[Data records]

•••

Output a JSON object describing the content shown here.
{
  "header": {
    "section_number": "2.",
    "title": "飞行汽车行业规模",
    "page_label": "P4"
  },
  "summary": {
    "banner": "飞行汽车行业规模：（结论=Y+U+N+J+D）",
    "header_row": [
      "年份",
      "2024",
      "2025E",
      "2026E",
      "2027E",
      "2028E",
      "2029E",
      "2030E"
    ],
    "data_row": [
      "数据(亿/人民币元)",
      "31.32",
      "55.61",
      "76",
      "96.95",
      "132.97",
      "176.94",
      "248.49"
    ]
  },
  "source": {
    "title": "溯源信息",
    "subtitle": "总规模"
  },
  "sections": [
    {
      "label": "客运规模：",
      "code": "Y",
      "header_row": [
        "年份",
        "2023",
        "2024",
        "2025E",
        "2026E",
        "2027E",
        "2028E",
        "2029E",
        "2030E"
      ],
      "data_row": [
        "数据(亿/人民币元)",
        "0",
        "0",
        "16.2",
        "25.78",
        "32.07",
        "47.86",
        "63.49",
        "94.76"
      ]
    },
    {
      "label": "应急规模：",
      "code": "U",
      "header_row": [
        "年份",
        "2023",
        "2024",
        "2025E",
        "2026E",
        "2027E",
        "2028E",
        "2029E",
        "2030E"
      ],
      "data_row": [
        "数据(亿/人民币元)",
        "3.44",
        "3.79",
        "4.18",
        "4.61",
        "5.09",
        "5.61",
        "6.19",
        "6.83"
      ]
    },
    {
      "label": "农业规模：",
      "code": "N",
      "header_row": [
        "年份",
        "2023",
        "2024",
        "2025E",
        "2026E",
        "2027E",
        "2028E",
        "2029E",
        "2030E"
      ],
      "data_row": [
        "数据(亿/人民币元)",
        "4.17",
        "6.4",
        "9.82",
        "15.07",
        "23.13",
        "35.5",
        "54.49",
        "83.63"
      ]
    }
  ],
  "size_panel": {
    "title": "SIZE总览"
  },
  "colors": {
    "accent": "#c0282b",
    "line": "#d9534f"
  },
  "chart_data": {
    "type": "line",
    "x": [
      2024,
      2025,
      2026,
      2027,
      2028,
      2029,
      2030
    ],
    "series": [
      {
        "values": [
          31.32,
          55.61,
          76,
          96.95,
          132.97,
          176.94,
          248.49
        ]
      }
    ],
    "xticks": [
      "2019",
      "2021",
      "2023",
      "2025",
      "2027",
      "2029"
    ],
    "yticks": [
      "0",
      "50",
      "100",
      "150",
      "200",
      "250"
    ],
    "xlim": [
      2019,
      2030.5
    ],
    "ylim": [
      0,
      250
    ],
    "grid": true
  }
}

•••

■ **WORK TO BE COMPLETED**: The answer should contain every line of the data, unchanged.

■ **RESULT**:
Output a JSON object describing the content shown here.
{
  "header": {
    "section_number": "2.",
    "title": "飞行汽车行业规模",
    "page_label": "P4"
  },
  "summary": {
    "banner": "飞行汽车行业规模：（结论=Y+U+N+J+D）",
    "header_row": [
      "年份",
      "2024",
      "2025E",
      "2026E",
      "2027E",
      "2028E",
      "2029E",
      "2030E"
    ],
    "data_row": [
      "数据(亿/人民币元)",
      "31.32",
      "55.61",
      "76",
      "96.95",
      "132.97",
      "176.94",
      "248.49"
    ]
  },
  "source": {
    "title": "溯源信息",
    "subtitle": "总规模"
  },
  "sections": [
    {
      "label": "客运规模：",
      "code": "Y",
      "header_row": [
        "年份",
        "2023",
        "2024",
        "2025E",
        "2026E",
        "2027E",
        "2028E",
        "2029E",
        "2030E"
      ],
      "data_row": [
        "数据(亿/人民币元)",
        "0",
        "0",
        "16.2",
        "25.78",
        "32.07",
        "47.86",
        "63.49",
        "94.76"
      ]
    },
    {
      "label": "应急规模：",
      "code": "U",
      "header_row": [
        "年份",
        "2023",
        "2024",
        "2025E",
        "2026E",
        "2027E",
        "2028E",
        "2029E",
        "2030E"
      ],
      "data_row": [
        "数据(亿/人民币元)",
        "3.44",
        "3.79",
        "4.18",
        "4.61",
        "5.09",
        "5.61",
        "6.19",
        "6.83"
      ]
    },
    {
      "label": "农业规模：",
      "code": "N",
      "header_row": [
        "年份",
        "2023",
        "2024",
        "2025E",
        "2026E",
        "2027E",
        "2028E",
        "2029E",
        "2030E"
      ],
      "data_row": [
        "数据(亿/人民币元)",
        "4.17",
        "6.4",
        "9.82",
        "15.07",
        "23.13",
        "35.5",
        "54.49",
        "83.63"
      ]
    }
  ],
  "size_panel": {
    "title": "SIZE总览"
  },
  "colors": {
    "accent": "#c0282b",
    "line": "#d9534f"
  },
  "chart_data": {
    "type": "line",
    "x": [
      2024,
      2025,
      2026,
      2027,
      2028,
      2029,
      2030
    ],
    "series": [
      {
        "values": [
          31.32,
          55.61,
          76,
          96.95,
          132.97,
          176.94,
          248.49
        ]
      }
    ],
    "xticks": [
      "2019",
      "2021",
      "2023",
      "2025",
      "2027",
      "2029"
    ],
    "yticks": [
      "0",
      "50",
      "100",
      "150",
      "200",
      "250"
    ],
    "xlim": [
      2019,
      2030.5
    ],
    "ylim": [
      0,
      250
    ],
    "grid": true
  }
}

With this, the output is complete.